The number of individuals who are identified with autism currently presents at 1 in 59.
Let’s consider semantics, altering this to 1 among 59. The first separates; the second includes. To be among or within a group is preferential to being tagged as a part of a prevalent trend apart from the general population. You see, when a child is initially identified, parents’ reactions tend to fall somewhere along a spectrum ranging from relief after finally receiving validation of a gut-level knowledge that something about their child was unique and different that others had consistently dismissed to a primal and protective combination of stomach-churning fear paired with deep grief.

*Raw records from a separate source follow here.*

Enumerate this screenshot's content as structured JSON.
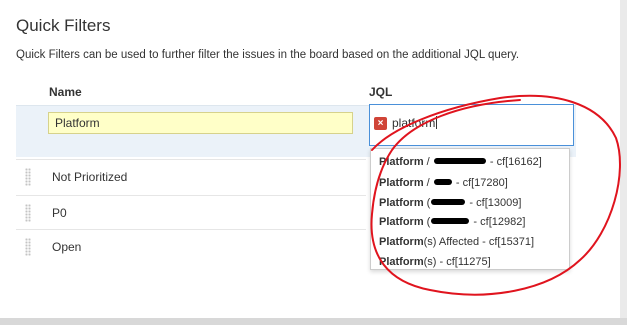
{
  "header": {
    "title": "Quick Filters",
    "description": "Quick Filters can be used to further filter the issues in the board based on the additional JQL query."
  },
  "columns": {
    "name": "Name",
    "jql": "JQL"
  },
  "editor": {
    "name_value": "Platform",
    "jql_value": "platform"
  },
  "filters": [
    {
      "label": "Not Prioritized"
    },
    {
      "label": "P0"
    },
    {
      "label": "Open"
    }
  ],
  "suggestions": [
    {
      "bold": "Platform",
      "mid": " / ",
      "tail": " - cf[16162]"
    },
    {
      "bold": "Platform",
      "mid": " / ",
      "tail": " - cf[17280]"
    },
    {
      "bold": "Platform",
      "mid": " (",
      "tail": " - cf[13009]"
    },
    {
      "bold": "Platform",
      "mid": " (",
      "tail": " - cf[12982]"
    },
    {
      "bold": "Platform",
      "mid": "",
      "tail": "(s) Affected - cf[15371]"
    },
    {
      "bold": "Platform",
      "mid": "",
      "tail": "(s) - cf[11275]"
    }
  ],
  "colors": {
    "annotation": "#e0141e",
    "error": "#d04437",
    "focus": "#4a90d9"
  }
}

It’s true that the type of, quality of, and availability of resources differ greatly for families depending upon multiple factors. Where does the family live? Are they a rural family, or do they live in an urban setting? These factors may impact access to education, support, and healthcare specific to the child with autism. Does the family reside in a community where autism awareness is prevalent? Perpetual myths about autism have the potential to misinform people to an extent that directly impacts the child’s (and the family’s) access to the community in which they live.
A mother whose son identified with autism recently shared that she had enrolled her son in a series of community art classes since her child loved working with clay, demonstrating an early talent. When the initial course was over, she drove to the studio to pick up her child where she found the education director waiting for her. This parent was informed that her son could not continue in the class because one of the teachers knew he had autism and she was not comfortable working with students who, and I quote, “were mentally disturbed and didn’t know how to relate to human beings”. Not only was the child not allowed to return due to the teacher’s uneasiness with him, the family was not provided a refund for the $300.00 class because the family hadn’t indicated the child’s disability on the registration form. The parent was angry, frustrated, and grief-stricken: her child had loved the class and no problems stemming from his behavior were reported. The single exclusionary factor was the teacher’s core beliefs about the autism-ness of autism.
It’s not uncommon for the world of a child with autism to be quite small due to instances such as this. If a child were to be among peers, among family and friends, and among community members consistently, the myriad of myths surrounding autism may fade to the point where an individual is known not for traits that for some define autism but for their personality, humor, interests, and yes, for problems and hang-ups, too. Isn’t that what we all desire, to be known by those who matter to us and to not have to change in order to get in and fit in, but to be able to be ourselves and be invited in anyway?
Some define friendship in terms of humor and humanity: you know me and yet you like me in spite of myself. Imagine a mandala: the word “mandala” is from the classical Indian language of Sanskrit that may be translated to mean ‘circle’, representing wholeness. Visualize the person with autism surrounded by an ever-expanding circle of family, peers, and community members. Contemplate the possibility of wholeness through unity, support, knowledge, and respect. This is the vision and the advantage of embracing autism through community, by being counted as “among.”
About the Author
Dr. Camille Brandt has experience teaching and leading in public and private elementary schools and has taught in higher education for 15 years. She is a trained New Teacher Mentor and frequently provides consultation to providers working with students impacted by ASD. Her areas of expertise include Autism Spectrum Disorder, Inclusive Education, and Curriculum and Instruction. Dr. Brandt has provided professional development on these topics and has presented on related themes at state, national, and international education conferences. She may be reached at .